* About this task
Please reproduce all entries word for word, leaving every image behind.

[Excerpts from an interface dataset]

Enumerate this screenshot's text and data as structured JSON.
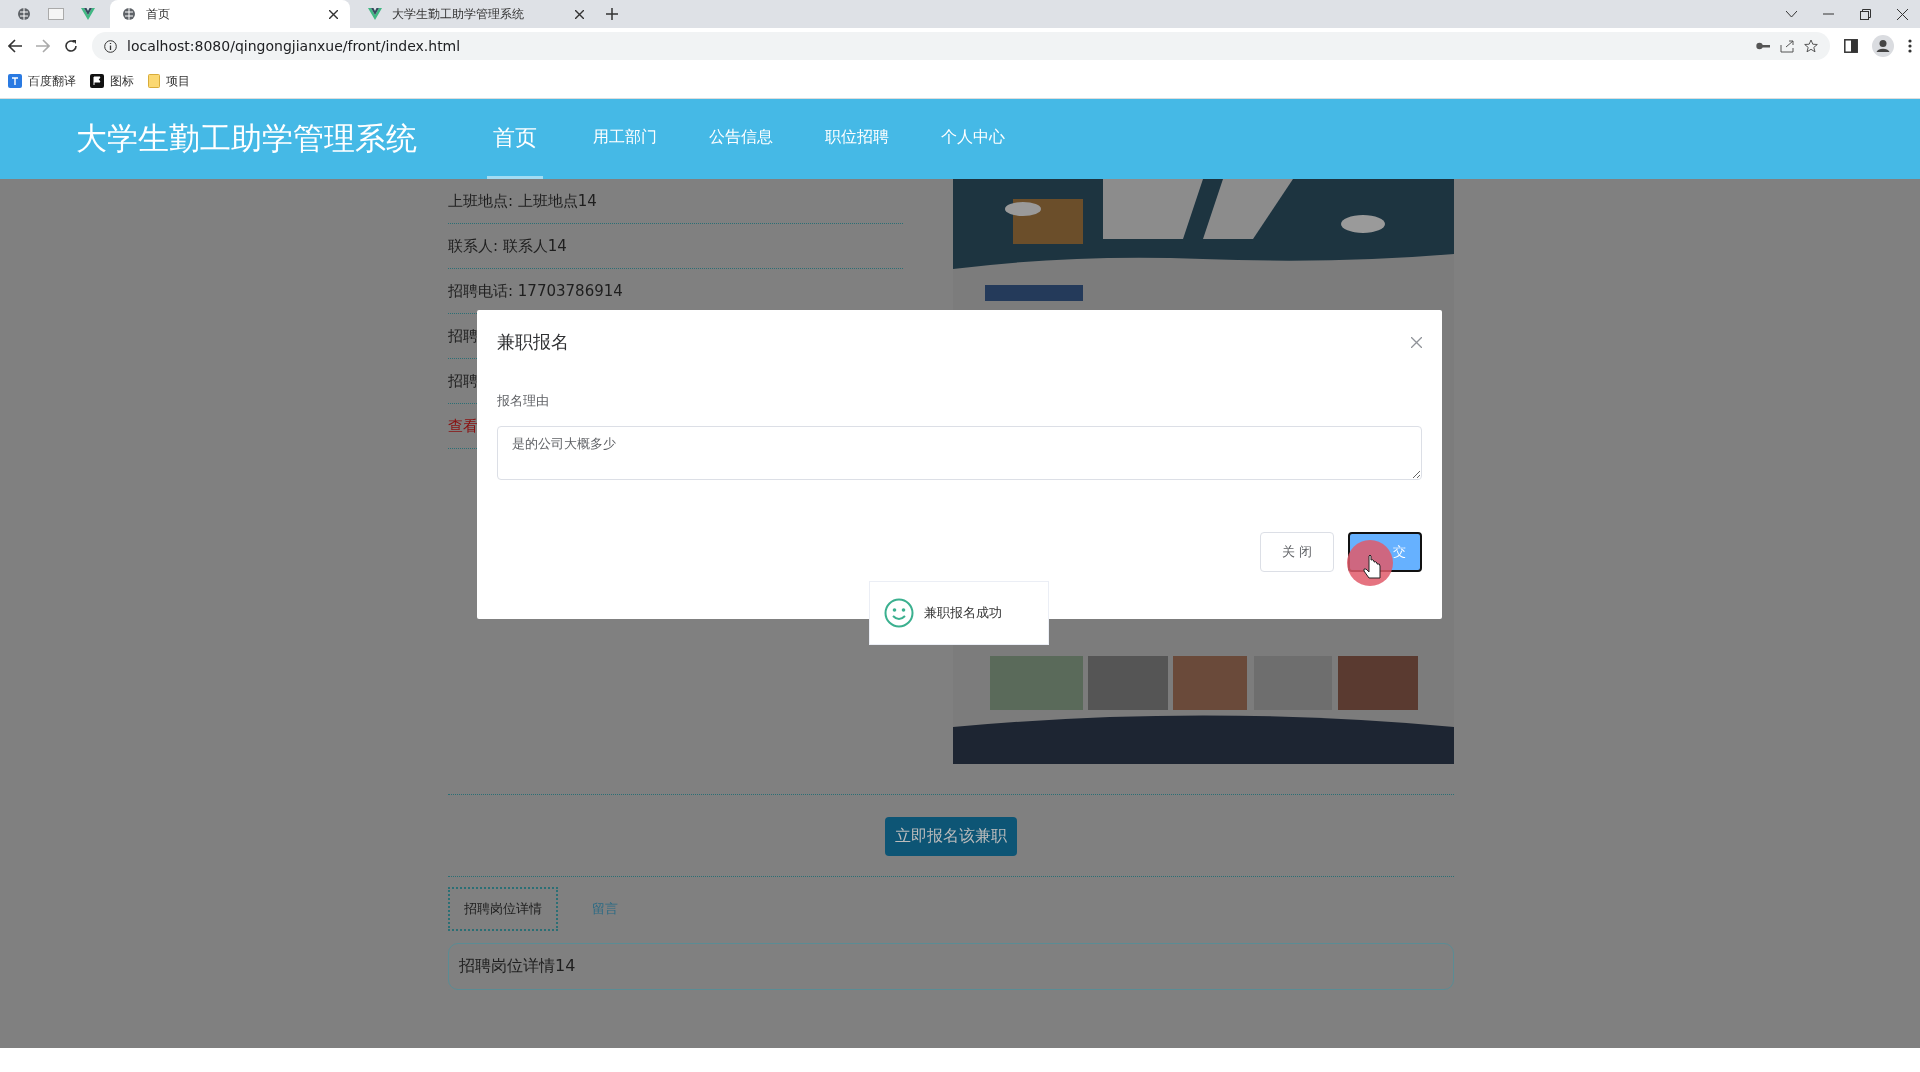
{
  "browser": {
    "tabs": [
      {
        "title": "首页",
        "selected": true
      },
      {
        "title": "大学生勤工助学管理系统",
        "selected": false
      }
    ],
    "url": "localhost:8080/qingongjianxue/front/index.html",
    "bookmarks": [
      "百度翻译",
      "图标",
      "项目"
    ]
  },
  "header": {
    "title": "大学生勤工助学管理系统",
    "nav": [
      {
        "label": "首页",
        "selected": true
      },
      {
        "label": "用工部门",
        "selected": false
      },
      {
        "label": "公告信息",
        "selected": false
      },
      {
        "label": "职位招聘",
        "selected": false
      },
      {
        "label": "个人中心",
        "selected": false
      }
    ]
  },
  "details": [
    {
      "text": "上班地点: 上班地点14",
      "kind": "plain"
    },
    {
      "text": "联系人: 联系人14",
      "kind": "plain"
    },
    {
      "text": "招聘电话: 17703786914",
      "kind": "plain"
    },
    {
      "text": "招聘",
      "kind": "plain"
    },
    {
      "text": "招聘",
      "kind": "plain"
    },
    {
      "text": "查看",
      "kind": "link"
    }
  ],
  "apply_button": "立即报名该兼职",
  "tabs": [
    {
      "label": "招聘岗位详情",
      "selected": true
    },
    {
      "label": "留言",
      "selected": false
    }
  ],
  "tab_content": "招聘岗位详情14",
  "dialog": {
    "title": "兼职报名",
    "field_label": "报名理由",
    "reason": "是的公司大概多少",
    "buttons": [
      {
        "label": "关 闭",
        "kind": "default"
      },
      {
        "label": "交",
        "kind": "primary"
      }
    ]
  },
  "toast": {
    "message": "兼职报名成功"
  }
}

* Reply to the task
Enumerate this screenshot's text and data as structured JSON.
{
  "browser": {
    "tabs": [
      {
        "title": "首页",
        "selected": true
      },
      {
        "title": "大学生勤工助学管理系统",
        "selected": false
      }
    ],
    "url": "localhost:8080/qingongjianxue/front/index.html",
    "bookmarks": [
      "百度翻译",
      "图标",
      "项目"
    ]
  },
  "header": {
    "title": "大学生勤工助学管理系统",
    "nav": [
      {
        "label": "首页",
        "selected": true
      },
      {
        "label": "用工部门",
        "selected": false
      },
      {
        "label": "公告信息",
        "selected": false
      },
      {
        "label": "职位招聘",
        "selected": false
      },
      {
        "label": "个人中心",
        "selected": false
      }
    ]
  },
  "details": [
    {
      "text": "上班地点: 上班地点14",
      "kind": "plain"
    },
    {
      "text": "联系人: 联系人14",
      "kind": "plain"
    },
    {
      "text": "招聘电话: 17703786914",
      "kind": "plain"
    },
    {
      "text": "招聘",
      "kind": "plain"
    },
    {
      "text": "招聘",
      "kind": "plain"
    },
    {
      "text": "查看",
      "kind": "link"
    }
  ],
  "apply_button": "立即报名该兼职",
  "tabs": [
    {
      "label": "招聘岗位详情",
      "selected": true
    },
    {
      "label": "留言",
      "selected": false
    }
  ],
  "tab_content": "招聘岗位详情14",
  "dialog": {
    "title": "兼职报名",
    "field_label": "报名理由",
    "reason": "是的公司大概多少",
    "buttons": [
      {
        "label": "关 闭",
        "kind": "default"
      },
      {
        "label": "交",
        "kind": "primary"
      }
    ]
  },
  "toast": {
    "message": "兼职报名成功"
  }
}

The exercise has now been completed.